Selected teachers will spend 11 months in Washington, DC providing a professional educator's perspective on STEM policies and programs. Einstein Fellows may serve in a Congressional office or in a government agency such as the Department of Energy (DOE), the National Science Foundation (NSF), the National Oceanic and Atmospheric Administration (NOAA), or the National Aeronautics and Space Administration (NASA).  Fellows receive a competitive monthly stipend and an allowance for professional travel and relocation.

The goal of the Einstein Fellowship program is to inform national policy and improve communication between the K-12 STEM education community and national leaders. Applicants must be U.S. citizens, be currently employed full time in a public or private elementary or secondary school or school district, and must have been teaching in one or more STEM fields full time for at least five of the last seven years. The Triangle Coalition for Science and Technology Education administers the program for the Department of Energy Office of Science in partnership with the other participating federal agencies.

To apply or to learn more about the program, visit Applications for the 2013-14 fellowship are due by 11:00 pm (EST) on December 5, 2012.

Share this opportunity with a teacher you know!

Virginia Space Grant Consortium 2013–2014 Scholarship and Fellowship Opportunities

Virginia Space Grant Consortium Announces
2013–2014 Scholarship and Fellowship Opportunities!

The Virginia Space Grant Consortium (VSGC) is pleased to announce the 2013-2014 Scholarship and Fellowship Program.  Each academic year the VSGC awards over $300,000 in scholarships and fellowships to students attending Virginia Space Grant member institutions and majoring in a science, technology, engineering, or math (STEM) field.

The Undergraduate STEM Research Scholarship Program provides a one-year scholarship of up to $8,500 to support undergraduate students actively engaged in a research project with a faculty mentor.

The Graduate STEM Research Fellowship Program provides $5,000 in support to graduate students actively engaged in a research project with a faculty mentor.  The Graduate Fellowship is add-on support for students and is renewable for one year.

Research proposals from students majoring in any STEM field and working on a project that supports NASA’s mission are welcomed.  VSGC can assist students and faculty in identifying appropriate research projects.  Please see our website for details.

The STEM Bridge Scholarship Program provides $1,000 renewable awards to sophomore students from any federally recognized minority group enrolled full-time in a program of study in science, technology, engineering, or math (STEM) at one of the five Virginia Space Grant member universities.

The VSGC is especially seeking applications from underrepresented minorities, females, and persons with disabilities.  Complete program information including student eligibility and a link to the online application are available at:  

If you require further program information or additional copies of any flyers please contact me or Denice Dublin, VSGC Program and Development Specialist, or  (757) 766-5210.

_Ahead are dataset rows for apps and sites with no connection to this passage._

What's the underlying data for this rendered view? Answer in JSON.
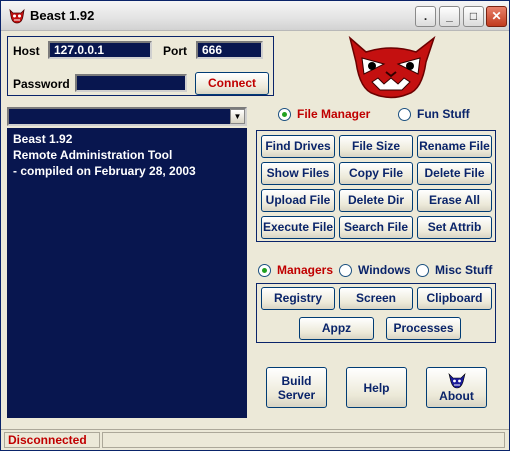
{
  "window": {
    "title": "Beast 1.92",
    "controls": {
      "help": ".",
      "minimize": "_",
      "maximize": "□",
      "close": "✕"
    }
  },
  "connection": {
    "host_label": "Host",
    "host_value": "127.0.0.1",
    "port_label": "Port",
    "port_value": "666",
    "password_label": "Password",
    "password_value": "",
    "connect_label": "Connect"
  },
  "combo": {
    "selected": ""
  },
  "console": {
    "lines": [
      "Beast 1.92",
      "Remote Administration Tool",
      "",
      "- compiled on February 28, 2003"
    ]
  },
  "section_radios": [
    {
      "label": "File Manager",
      "selected": true
    },
    {
      "label": "Fun Stuff",
      "selected": false
    }
  ],
  "file_buttons": [
    "Find Drives",
    "File Size",
    "Rename File",
    "Show Files",
    "Copy File",
    "Delete File",
    "Upload File",
    "Delete Dir",
    "Erase All",
    "Execute File",
    "Search File",
    "Set Attrib"
  ],
  "manager_radios": [
    {
      "label": "Managers",
      "selected": true
    },
    {
      "label": "Windows",
      "selected": false
    },
    {
      "label": "Misc Stuff",
      "selected": false
    }
  ],
  "manager_buttons": [
    "Registry",
    "Screen",
    "Clipboard",
    "Appz",
    "Processes"
  ],
  "bottom_buttons": {
    "build_line1": "Build",
    "build_line2": "Server",
    "help": "Help",
    "about": "About"
  },
  "status": {
    "text": "Disconnected",
    "text_color": "#c00000"
  },
  "colors": {
    "field_bg": "#08164f",
    "accent": "#0a246a",
    "logo": "#c41010"
  }
}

Home-Made RADAR

Technology Today Newsletter Project Idea
IEEE Spectrum Magazine
Student Project Video– How to Build a Coffee Can Radar

At we often come across technology projects, topics, and other materials that should be shared within the CTE community. This video that shows you how you can build a coffee can radar  needs to be shared.

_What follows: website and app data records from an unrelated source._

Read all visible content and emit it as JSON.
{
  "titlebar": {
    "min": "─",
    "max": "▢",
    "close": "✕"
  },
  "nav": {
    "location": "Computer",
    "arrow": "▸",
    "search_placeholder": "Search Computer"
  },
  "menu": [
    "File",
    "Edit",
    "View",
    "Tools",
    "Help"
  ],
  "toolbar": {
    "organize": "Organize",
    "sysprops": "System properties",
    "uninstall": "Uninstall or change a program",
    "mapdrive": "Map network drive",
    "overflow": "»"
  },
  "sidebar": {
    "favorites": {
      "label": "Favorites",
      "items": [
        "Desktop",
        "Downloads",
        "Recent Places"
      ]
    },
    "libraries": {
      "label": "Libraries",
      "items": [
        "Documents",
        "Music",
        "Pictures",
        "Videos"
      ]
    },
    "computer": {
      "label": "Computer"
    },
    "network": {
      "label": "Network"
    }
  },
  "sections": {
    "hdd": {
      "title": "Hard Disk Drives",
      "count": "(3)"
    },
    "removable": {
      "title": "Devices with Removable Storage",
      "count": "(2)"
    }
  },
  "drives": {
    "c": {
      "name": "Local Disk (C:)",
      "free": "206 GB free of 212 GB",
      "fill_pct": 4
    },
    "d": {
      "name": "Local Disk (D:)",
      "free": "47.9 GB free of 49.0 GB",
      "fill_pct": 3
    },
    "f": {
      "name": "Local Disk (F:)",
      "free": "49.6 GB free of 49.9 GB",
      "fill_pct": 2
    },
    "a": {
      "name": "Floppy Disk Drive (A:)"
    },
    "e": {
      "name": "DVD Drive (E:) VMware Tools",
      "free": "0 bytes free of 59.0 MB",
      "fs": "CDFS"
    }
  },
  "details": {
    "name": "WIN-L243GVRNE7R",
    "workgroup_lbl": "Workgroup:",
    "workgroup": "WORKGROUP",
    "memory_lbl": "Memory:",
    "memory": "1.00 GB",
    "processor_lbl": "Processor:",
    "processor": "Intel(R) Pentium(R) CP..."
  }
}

student built radar LoRes.jpg

Links to Columns by Tech Area:

Project-Based Thinking in Language Instruction

Free Webinar: Securing Private Funds for New Programs

Join us on December 5, 2012 at 1:30pm ET and learn:
  • Why a project-based approach is critical
  • How to define your project
  • How to identify potential resources
  • How to structure your proposal
Grant expert Deb Ward will share information on grant funding, and you’ll hear how other educators funded their language-learning programs.
The first 100 people that register and attend the full webinar will receive a copy of Deb’s latest book “Writing Grant Proposals That Win”! Register now.
Regards,The Rosetta Stone Education Team
T: (800) 811-2819